What is being asked | Look through the entries below. Say how many lines include "title", with nothing added.

Input data |
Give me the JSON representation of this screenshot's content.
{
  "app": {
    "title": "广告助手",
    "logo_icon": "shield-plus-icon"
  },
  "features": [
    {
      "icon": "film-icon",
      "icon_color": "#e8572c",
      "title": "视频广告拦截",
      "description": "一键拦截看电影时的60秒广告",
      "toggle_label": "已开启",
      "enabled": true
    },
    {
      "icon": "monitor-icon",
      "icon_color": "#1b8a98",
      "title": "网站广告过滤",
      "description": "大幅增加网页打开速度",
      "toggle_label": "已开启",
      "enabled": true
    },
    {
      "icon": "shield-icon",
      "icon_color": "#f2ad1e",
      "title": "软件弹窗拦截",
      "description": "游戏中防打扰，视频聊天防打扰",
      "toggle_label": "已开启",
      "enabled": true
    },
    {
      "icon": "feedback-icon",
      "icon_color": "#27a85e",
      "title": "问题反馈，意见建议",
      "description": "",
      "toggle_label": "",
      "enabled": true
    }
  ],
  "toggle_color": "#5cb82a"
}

Expected output | 5